For European governments considered as passive towards the socialist movement, FM 30-31 prescribed “special operations,” i.e., infiltration and black flag ops, to confront the public with the “true nature” of the leftist enemy. In 1978 politician Aldo Moro met his end in this context. He was abducted and killed by a branch of a radical leftist organization, the “Brigatto Rosso.” Later on it appeared that this group had been infiltrated by right-wing, Gladio-connected agents. Before the death of Moro, Italy had already gone through much violence with the infamous bomb attacks in Piazza Fontana in 1969 and Peteano in 1972. The climax followed in 1980 in Milan, when the roof of the city’s central station collapsed after a bomb explosion, causing 85 deaths.
One of the most infamous Gladio-connected names is that of Stefano delle Chiaie. This member of the nationalist neo-fascist organization Ordine Nuovo was one of the most important Gladio tools against the left. As far as the relationship between Gladio and the Turkish deep state of the ’70s is concerned, it should be mentioned that delle Chiaie was seen in the company of Turkish ultranationalist terrorist Abdullah Çatlı, who died during a much-discussed traffic accident in Susurluk in 1996. Before his death, Çatlı followed delle Chiaie on a trip to South America, where both made contact with local fascists and representatives of military regimes.
First, there was Gladio in Italy. Now Ergenekon, the next chapter of Turkey’s deep state, is being exposed. In many ways Ergenekon comes across as a remnant of the stay-behind structure from the ’50s, as a branch was set up in Turkey as well. With the end of the Cold War, a break with the past took place in organizations within the Turkish version of Gladio. The focus shifted in directions other than the left, with the Justice and Development Party (AKP) and the Gülen movement the latest targets of Turkey’s deep state.
But although the enemies are new, one thing hasn’t changed, because the strategies of today show a striking resemblance to those of the past. Ergenekon still uses the same psychological methods as Gladio did in ’70s Italy such as black flag operations and most likely infiltration by provocateurs, as well, for there are more than a few indications that Ergenekon has been provoking political and radical religious organizations to commit violent acts.
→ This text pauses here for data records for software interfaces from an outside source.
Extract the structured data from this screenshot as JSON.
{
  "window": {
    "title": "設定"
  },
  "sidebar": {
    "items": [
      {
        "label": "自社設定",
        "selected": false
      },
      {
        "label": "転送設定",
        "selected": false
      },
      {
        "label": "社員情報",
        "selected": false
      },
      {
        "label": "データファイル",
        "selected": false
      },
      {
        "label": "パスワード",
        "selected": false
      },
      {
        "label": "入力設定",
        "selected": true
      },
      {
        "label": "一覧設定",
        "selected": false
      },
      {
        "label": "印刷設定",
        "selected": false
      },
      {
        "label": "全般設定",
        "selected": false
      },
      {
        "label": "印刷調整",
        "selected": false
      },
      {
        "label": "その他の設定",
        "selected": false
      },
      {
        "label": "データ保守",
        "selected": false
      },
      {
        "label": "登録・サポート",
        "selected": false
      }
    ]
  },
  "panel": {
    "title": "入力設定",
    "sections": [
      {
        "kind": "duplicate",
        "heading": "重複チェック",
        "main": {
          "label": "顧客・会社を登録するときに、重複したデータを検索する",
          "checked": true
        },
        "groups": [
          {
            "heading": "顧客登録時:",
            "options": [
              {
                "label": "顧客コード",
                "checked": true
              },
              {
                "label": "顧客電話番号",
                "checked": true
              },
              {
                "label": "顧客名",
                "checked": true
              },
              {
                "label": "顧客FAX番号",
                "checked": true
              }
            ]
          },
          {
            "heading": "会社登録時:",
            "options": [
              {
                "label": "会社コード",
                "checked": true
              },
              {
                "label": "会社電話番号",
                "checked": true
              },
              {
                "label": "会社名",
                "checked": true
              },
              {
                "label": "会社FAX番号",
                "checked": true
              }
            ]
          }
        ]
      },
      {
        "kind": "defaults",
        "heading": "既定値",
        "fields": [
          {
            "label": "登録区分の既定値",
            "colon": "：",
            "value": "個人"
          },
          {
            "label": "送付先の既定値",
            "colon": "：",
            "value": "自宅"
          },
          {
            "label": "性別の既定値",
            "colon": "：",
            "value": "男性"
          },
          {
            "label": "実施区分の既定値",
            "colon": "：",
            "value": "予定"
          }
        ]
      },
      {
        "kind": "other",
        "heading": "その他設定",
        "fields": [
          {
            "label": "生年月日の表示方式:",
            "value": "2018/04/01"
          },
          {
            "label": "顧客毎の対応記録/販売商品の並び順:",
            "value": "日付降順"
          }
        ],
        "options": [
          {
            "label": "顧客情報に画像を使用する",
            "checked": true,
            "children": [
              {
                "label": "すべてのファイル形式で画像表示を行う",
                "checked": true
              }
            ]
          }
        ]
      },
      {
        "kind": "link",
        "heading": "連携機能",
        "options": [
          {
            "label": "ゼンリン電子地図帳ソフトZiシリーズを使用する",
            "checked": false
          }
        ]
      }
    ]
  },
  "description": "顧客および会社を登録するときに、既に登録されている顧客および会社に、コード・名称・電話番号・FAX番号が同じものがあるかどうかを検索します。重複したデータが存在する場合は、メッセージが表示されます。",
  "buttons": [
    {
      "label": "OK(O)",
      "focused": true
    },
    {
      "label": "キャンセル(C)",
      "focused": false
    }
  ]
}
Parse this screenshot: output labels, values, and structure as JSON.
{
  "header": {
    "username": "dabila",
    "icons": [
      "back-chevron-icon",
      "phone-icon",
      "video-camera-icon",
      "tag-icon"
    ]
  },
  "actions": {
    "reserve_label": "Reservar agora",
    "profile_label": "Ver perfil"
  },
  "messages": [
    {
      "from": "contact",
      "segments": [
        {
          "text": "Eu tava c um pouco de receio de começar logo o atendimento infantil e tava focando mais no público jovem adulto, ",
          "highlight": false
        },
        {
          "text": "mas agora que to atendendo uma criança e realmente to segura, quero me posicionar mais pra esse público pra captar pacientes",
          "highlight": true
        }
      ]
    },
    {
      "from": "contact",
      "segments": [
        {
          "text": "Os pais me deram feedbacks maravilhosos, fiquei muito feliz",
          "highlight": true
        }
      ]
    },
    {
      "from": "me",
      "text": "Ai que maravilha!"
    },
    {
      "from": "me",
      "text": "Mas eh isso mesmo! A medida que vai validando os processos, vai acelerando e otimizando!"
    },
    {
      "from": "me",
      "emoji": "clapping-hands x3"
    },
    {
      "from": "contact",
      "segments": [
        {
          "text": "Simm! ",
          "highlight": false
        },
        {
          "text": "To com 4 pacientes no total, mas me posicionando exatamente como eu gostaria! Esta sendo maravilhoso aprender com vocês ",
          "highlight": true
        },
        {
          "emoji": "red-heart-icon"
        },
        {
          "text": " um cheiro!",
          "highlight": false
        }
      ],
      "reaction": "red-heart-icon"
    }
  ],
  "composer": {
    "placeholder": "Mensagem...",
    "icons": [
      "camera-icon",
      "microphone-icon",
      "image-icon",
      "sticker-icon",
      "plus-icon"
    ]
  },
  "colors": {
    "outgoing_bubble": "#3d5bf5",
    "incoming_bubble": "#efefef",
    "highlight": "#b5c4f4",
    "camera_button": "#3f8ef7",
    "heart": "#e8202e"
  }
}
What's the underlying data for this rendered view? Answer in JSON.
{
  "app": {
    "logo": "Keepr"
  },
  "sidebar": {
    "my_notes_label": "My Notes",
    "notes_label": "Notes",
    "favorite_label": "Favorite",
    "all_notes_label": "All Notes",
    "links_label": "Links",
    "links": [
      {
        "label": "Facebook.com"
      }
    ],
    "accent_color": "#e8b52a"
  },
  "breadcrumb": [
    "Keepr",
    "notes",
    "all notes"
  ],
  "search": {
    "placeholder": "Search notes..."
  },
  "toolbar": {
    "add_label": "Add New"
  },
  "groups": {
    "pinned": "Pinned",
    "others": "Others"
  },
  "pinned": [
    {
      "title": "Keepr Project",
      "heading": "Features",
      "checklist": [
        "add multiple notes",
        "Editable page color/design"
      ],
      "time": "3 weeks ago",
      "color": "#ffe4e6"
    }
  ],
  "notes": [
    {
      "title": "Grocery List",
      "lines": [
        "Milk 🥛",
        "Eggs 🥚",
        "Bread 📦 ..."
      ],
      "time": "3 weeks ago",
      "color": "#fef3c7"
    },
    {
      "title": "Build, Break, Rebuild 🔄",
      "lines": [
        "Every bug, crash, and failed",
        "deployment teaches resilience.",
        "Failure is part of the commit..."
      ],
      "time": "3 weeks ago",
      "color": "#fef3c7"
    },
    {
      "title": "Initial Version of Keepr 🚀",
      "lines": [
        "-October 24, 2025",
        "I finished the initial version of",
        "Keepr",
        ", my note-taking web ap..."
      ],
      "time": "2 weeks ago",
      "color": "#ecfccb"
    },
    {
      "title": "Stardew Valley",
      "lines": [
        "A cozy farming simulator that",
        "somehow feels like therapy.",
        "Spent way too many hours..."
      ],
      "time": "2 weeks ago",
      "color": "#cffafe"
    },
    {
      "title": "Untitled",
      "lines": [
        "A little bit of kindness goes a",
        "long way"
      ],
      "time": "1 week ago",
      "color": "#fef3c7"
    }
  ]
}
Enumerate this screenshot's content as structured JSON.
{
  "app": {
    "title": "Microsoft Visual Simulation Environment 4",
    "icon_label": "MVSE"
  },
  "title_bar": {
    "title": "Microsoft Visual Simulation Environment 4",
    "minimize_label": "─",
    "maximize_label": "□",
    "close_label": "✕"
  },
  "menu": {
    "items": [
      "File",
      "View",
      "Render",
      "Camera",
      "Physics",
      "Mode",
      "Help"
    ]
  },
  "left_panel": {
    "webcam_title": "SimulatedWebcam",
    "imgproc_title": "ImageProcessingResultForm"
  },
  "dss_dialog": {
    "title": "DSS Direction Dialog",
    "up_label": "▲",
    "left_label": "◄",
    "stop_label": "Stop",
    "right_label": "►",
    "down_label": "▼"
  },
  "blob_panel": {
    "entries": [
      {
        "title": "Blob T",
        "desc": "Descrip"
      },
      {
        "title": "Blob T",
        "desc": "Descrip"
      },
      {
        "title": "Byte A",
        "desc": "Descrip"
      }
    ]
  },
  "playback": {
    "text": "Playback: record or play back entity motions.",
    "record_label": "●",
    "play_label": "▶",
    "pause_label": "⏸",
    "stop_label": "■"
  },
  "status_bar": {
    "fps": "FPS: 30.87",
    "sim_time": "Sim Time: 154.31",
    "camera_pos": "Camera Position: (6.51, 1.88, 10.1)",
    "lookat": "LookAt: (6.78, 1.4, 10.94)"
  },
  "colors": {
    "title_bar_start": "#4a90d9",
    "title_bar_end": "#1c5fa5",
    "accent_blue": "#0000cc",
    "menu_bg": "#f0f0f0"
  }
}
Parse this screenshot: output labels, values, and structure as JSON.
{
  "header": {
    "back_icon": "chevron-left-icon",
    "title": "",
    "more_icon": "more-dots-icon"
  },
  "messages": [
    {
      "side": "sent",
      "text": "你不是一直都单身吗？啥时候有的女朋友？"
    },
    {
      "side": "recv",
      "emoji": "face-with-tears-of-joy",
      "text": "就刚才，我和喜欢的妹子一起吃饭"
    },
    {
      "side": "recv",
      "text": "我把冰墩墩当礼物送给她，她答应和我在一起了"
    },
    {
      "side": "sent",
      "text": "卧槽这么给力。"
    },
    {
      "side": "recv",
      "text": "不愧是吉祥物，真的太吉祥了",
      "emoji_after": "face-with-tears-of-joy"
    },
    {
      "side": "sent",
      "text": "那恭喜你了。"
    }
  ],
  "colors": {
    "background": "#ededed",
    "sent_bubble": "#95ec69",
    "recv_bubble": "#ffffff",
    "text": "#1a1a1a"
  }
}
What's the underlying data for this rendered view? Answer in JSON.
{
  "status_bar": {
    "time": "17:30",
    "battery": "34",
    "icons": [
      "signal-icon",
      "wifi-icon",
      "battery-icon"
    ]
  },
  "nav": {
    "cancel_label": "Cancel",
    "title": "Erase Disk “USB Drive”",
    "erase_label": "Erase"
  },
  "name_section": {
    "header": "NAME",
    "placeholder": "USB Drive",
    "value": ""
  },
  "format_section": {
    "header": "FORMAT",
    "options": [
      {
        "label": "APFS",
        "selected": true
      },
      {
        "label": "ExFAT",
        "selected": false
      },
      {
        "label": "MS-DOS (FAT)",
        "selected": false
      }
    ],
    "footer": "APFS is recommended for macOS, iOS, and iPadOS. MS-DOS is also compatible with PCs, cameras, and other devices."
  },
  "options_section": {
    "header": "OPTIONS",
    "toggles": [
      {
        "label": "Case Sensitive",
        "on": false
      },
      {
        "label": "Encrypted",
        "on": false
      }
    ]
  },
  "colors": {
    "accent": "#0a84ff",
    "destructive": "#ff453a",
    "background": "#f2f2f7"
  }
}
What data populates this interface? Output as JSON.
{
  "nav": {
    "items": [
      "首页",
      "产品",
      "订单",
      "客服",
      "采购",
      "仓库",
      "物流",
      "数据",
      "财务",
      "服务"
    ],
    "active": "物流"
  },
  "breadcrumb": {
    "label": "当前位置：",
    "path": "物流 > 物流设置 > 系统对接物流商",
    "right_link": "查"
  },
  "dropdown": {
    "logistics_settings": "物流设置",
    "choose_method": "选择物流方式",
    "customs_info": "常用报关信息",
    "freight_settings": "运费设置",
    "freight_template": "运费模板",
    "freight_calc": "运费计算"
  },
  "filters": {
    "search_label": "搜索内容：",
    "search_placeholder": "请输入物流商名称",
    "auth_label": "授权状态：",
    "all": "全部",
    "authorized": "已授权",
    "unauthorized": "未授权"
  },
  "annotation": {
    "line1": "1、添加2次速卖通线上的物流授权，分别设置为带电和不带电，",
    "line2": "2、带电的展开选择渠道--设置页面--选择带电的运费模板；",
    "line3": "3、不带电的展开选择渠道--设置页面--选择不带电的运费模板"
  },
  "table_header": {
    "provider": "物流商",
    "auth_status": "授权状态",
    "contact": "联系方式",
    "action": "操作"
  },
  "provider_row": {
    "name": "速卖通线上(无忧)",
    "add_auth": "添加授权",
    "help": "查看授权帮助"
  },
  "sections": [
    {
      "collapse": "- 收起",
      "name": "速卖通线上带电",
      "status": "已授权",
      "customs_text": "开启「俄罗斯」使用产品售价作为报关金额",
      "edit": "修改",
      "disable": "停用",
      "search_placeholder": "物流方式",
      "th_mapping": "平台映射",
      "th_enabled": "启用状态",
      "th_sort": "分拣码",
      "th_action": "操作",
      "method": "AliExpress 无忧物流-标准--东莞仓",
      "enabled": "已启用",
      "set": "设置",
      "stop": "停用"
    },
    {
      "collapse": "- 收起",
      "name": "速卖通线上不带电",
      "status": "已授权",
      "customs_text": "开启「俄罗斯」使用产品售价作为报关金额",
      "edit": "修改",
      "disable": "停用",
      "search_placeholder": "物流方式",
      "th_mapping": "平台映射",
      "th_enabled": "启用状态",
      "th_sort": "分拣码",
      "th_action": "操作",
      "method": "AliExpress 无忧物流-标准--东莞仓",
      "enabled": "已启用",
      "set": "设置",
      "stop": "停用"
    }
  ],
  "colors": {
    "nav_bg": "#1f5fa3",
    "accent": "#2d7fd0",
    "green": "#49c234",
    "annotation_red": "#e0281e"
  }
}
The Kurdistan Workers’ Party (PKK), the Marxist/Leninist Revolutionary People’s Liberation Party/Front (DHKP/C) and the Islamic Hizbullah have been mentioned in this respect.
Prosecutors portray Ergenekon as the mastermind behind actions attributed to the aforementioned groups. In attacks ranging from the assassination of businessmen and political activists by the DHKP/C and Hizbullah to the current wave of violence unleashed by the PKK, according to the prosecutors, Ergenekon is hidden behind it all. In the picture drawn by the investigation, Ergenekon is the Gladio of the 21st century. It is committing terrorism through terrorism and fighting a secret war against a nation from within the state.
The comparisons to Italy during the ’70s are abundant. But there’s one main difference between then and now: While Gladio was abolished and dismantled by European countries long ago, no such thing ever happened in Turkey. Italy was able to come to terms with the situation during Operation Clean Hands, which followed the exposure of the stay behind structure and its illegal activities in the early ’70s. Turkey never underwent this process. However, it is important that it will. Not only because it seems essential for the further growth of Turkey, for instance towards fully fledged membership in the European Union, but also for psychological reasons, so that Turkey is able to look in the mirror without reserve. After decades of deep state psychological warfare, this can be difficult. But that’s the process Turkey is now in.
*Peter Edel is a freelance writer and photographer based in İstanbul.